But, fear not my friends. We indigenous people have a sense of humor. So, I thought I might make a few friendly suggestions which may help to "fix" the pro-colonialism position in which you now (hopefully, unintentionally) find yourselves. (Please note my use of the word "fix" in the previous sentence. That's an attempt at a joke. You can refer to the third paragraph if you'd like an explanation.)

By the way, I'm just one indigenous person. I represent no one except myself. I'm acting alone in writing this letter. Perhaps none of my own Nishnaabe people will support me in having written this. Perhaps some will. I respect their opinions either way. I love my Nishnaabe people always. I am simply trying to do something good - same as all of you at the Occupy Wall Street protest in what is now called New York.

So, here goes. (You're still smiling, right?)

1) Acknowledge that the United States of America is a colonial country, a country of settlers, built upon the land of indigenous nations; and/or...

2) Demand immediate freedom for indigenous political prisonerLeonard Peltier; and/or...

3) Demand that the colonial government of the United States of America honor all treaties signed with all indigenous nations whose lands are now collectively referred to as the "United States of America"; and/or...

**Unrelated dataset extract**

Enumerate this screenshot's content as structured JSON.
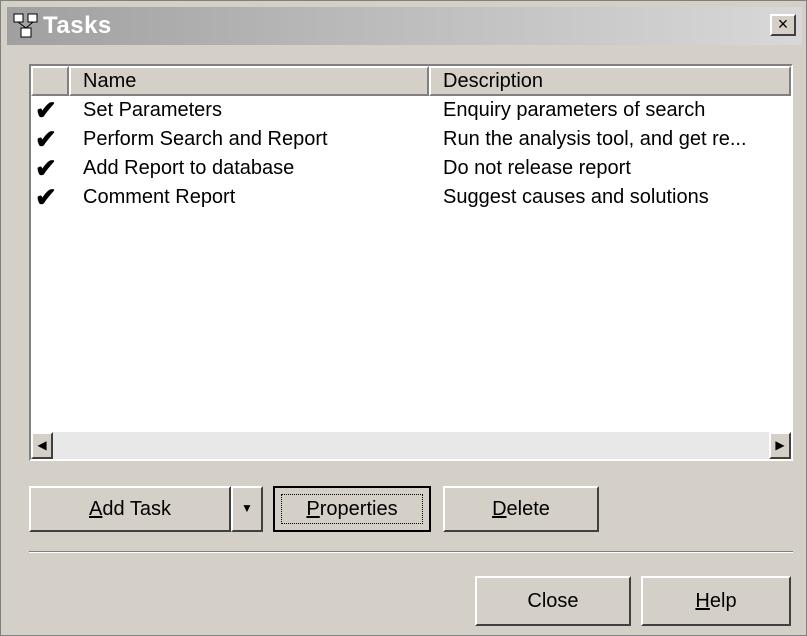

4) Make some kind of mention that you are indeed aware that you are settlers and that you are not intending to repeat the mistakes of all of the settler do-gooders that have come before you. In other words, that you are willing to obtain the consent of indigenous people before you do anything on indigenous land.

I hope you find this list useful. I eagerly await your response, my friends.

Miigwech! ( ~"Thank you!" )

JohnPaul Montano